Goal of the exercise
Check the entries below and say how many lines include the word "this". No other text is wanted.

Exercise data
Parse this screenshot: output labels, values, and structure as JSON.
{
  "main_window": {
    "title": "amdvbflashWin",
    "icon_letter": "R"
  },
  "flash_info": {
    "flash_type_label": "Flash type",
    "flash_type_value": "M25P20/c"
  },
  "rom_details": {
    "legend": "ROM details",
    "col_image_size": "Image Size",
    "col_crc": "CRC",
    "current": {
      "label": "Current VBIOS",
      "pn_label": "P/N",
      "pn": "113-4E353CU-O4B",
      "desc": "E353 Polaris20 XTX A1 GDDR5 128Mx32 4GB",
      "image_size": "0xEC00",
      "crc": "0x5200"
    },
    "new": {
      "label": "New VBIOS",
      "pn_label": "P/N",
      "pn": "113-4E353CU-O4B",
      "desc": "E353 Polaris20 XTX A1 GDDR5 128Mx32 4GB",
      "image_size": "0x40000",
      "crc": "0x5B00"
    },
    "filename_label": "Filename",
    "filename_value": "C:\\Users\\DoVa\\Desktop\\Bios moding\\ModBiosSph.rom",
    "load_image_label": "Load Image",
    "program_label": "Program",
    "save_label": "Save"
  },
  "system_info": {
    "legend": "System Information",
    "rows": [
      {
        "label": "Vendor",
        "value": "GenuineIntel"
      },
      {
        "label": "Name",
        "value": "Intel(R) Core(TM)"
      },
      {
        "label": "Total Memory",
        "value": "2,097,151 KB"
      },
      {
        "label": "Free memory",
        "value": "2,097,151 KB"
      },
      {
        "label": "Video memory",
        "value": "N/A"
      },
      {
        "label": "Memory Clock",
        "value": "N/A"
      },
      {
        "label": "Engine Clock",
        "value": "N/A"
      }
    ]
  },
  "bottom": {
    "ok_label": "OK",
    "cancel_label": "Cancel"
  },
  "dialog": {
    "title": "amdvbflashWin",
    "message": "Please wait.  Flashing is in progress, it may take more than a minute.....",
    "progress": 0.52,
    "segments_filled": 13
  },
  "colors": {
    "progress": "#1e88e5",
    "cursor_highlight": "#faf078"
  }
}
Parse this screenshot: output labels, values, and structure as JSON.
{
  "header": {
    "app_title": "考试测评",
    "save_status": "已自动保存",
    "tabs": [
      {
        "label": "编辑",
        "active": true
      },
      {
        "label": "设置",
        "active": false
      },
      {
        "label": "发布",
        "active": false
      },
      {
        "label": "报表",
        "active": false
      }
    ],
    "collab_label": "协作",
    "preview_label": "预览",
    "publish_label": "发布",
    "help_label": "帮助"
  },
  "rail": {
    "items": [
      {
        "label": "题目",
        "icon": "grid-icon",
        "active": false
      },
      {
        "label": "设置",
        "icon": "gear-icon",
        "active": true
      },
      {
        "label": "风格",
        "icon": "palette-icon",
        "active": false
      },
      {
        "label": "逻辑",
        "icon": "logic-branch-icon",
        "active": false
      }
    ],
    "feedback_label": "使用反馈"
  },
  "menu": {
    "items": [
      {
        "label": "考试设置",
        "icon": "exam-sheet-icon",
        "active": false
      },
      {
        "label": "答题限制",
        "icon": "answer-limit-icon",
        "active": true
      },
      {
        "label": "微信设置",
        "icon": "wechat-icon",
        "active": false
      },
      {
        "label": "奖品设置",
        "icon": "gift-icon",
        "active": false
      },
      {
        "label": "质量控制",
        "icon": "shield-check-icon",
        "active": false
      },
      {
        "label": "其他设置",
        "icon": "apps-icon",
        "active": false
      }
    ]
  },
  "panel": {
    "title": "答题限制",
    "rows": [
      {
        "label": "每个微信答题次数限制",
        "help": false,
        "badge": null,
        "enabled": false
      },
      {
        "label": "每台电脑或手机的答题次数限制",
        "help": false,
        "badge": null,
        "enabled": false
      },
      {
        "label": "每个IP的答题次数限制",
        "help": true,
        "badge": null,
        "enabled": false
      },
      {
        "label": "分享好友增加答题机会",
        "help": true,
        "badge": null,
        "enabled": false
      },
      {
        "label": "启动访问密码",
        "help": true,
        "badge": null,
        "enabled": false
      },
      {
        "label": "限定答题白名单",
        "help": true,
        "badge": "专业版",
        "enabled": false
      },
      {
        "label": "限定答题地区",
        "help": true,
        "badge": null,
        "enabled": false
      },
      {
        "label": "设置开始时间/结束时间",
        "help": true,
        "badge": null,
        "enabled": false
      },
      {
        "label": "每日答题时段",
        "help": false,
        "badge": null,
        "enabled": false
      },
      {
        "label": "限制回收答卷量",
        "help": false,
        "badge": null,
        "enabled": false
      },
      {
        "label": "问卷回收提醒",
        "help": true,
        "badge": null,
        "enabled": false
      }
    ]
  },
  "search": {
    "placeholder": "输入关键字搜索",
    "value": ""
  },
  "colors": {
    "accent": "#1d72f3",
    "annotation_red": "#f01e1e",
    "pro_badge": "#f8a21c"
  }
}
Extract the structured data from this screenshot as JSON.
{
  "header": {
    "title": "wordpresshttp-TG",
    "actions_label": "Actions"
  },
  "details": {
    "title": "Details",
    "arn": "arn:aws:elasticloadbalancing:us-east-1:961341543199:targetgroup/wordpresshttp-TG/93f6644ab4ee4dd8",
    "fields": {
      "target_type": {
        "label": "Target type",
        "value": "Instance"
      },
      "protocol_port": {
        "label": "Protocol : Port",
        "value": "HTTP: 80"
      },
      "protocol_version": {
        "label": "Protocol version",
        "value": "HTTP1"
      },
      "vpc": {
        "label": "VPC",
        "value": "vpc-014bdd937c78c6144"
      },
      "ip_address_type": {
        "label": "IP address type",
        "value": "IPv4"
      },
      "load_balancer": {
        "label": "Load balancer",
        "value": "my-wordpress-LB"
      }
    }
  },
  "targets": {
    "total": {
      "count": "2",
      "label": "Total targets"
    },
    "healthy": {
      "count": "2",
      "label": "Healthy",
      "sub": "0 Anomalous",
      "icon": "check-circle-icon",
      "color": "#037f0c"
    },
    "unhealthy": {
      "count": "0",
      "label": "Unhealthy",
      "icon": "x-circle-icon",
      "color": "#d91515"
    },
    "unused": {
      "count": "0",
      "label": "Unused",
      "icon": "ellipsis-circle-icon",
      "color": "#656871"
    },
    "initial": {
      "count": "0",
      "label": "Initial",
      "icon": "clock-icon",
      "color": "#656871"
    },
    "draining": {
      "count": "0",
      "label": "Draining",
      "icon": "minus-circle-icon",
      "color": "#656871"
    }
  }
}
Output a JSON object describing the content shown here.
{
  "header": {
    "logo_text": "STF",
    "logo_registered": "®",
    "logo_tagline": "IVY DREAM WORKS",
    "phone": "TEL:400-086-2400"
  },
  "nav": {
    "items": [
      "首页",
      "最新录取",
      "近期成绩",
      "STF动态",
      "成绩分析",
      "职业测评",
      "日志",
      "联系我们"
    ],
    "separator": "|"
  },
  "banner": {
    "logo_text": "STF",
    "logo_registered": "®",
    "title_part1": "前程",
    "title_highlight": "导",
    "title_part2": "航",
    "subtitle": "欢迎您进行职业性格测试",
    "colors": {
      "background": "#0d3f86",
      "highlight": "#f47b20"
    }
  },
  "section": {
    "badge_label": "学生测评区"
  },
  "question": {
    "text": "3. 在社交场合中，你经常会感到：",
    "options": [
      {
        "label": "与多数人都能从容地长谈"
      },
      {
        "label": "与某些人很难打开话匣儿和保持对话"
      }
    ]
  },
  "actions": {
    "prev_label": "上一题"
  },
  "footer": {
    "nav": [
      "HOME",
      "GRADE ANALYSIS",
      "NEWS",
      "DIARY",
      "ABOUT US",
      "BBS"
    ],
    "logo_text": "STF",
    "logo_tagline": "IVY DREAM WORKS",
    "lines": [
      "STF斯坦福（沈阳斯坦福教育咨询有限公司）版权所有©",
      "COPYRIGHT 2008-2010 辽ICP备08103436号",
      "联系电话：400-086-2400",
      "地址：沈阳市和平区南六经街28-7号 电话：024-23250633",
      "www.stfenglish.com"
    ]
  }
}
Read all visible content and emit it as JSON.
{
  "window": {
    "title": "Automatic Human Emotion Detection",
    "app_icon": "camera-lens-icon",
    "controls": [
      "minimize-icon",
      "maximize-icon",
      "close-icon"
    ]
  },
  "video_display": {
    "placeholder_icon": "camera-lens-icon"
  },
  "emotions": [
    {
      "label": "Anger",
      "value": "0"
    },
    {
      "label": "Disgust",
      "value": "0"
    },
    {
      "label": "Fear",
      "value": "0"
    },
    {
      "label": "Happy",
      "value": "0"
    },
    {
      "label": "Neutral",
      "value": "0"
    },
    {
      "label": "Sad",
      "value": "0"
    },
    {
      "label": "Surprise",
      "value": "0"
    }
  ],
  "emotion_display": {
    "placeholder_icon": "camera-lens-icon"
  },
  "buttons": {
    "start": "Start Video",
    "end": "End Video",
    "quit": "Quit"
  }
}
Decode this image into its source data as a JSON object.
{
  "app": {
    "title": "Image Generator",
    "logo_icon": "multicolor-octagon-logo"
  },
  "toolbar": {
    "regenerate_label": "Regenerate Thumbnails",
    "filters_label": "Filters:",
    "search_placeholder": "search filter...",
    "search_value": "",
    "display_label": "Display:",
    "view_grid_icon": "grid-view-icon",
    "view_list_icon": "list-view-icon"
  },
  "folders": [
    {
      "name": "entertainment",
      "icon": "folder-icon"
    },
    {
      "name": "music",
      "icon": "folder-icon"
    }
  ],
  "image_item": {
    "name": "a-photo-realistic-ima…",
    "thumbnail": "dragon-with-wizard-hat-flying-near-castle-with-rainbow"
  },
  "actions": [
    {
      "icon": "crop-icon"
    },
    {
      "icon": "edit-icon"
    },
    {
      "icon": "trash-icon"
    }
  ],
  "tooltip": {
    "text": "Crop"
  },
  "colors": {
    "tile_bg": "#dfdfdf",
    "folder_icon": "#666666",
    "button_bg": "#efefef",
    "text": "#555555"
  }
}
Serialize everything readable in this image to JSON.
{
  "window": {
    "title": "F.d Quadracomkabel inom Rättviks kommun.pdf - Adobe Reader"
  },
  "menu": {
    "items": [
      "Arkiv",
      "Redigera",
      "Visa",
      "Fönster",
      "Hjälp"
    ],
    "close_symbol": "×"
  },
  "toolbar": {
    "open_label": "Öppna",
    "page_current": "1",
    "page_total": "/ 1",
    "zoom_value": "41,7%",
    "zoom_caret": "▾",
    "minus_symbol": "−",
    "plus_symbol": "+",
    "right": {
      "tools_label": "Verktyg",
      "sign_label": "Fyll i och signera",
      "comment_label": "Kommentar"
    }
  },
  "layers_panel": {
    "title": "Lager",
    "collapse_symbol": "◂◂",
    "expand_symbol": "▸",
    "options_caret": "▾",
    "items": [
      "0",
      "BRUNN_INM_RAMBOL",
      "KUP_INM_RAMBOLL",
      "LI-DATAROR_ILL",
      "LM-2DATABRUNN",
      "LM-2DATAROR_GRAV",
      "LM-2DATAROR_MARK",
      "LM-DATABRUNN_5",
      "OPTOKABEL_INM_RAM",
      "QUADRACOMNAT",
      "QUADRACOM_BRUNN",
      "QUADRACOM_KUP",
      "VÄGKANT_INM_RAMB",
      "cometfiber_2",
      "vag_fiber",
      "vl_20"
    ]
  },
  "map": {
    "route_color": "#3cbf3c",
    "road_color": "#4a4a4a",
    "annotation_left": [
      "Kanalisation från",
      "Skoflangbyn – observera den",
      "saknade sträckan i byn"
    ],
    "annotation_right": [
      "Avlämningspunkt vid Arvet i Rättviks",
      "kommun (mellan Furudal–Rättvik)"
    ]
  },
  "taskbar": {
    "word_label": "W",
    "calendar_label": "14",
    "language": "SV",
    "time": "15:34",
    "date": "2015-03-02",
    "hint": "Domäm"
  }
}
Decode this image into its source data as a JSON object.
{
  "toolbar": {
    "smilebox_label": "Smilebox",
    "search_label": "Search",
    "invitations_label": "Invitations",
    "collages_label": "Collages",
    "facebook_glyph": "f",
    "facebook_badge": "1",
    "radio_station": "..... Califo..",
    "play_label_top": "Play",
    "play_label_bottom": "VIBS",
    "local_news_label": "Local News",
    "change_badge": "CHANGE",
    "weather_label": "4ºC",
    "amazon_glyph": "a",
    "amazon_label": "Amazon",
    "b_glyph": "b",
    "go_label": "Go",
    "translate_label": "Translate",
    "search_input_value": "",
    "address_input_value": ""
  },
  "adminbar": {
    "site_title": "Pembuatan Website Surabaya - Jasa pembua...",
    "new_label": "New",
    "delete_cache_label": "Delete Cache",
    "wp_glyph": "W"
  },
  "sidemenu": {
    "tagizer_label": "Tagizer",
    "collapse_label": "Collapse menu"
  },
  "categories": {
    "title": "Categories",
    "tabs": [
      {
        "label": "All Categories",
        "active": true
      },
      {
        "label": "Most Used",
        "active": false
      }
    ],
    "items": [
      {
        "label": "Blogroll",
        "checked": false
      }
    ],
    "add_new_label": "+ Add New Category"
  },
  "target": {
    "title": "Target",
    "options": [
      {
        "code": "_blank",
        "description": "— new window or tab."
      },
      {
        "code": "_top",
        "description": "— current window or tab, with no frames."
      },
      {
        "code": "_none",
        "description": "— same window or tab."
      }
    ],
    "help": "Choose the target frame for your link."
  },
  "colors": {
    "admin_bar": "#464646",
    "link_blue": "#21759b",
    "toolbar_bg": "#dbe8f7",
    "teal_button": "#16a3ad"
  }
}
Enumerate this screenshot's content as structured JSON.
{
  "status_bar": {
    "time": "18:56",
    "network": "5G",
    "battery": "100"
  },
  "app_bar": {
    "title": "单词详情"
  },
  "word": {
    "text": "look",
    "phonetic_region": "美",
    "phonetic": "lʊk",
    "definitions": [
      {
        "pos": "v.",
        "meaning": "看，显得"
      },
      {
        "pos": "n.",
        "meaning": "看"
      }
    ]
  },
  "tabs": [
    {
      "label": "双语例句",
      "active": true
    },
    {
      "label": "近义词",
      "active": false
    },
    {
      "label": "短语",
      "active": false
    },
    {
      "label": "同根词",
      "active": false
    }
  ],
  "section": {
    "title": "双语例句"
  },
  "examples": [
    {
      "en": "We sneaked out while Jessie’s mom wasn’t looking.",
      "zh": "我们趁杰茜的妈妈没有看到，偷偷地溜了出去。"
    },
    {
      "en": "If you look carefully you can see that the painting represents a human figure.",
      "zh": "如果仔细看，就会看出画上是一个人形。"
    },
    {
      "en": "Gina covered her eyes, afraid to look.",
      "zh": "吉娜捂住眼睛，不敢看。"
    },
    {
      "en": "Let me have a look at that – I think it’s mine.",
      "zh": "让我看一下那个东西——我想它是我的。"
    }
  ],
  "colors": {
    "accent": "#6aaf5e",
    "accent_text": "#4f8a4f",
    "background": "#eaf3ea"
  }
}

Expected answer
7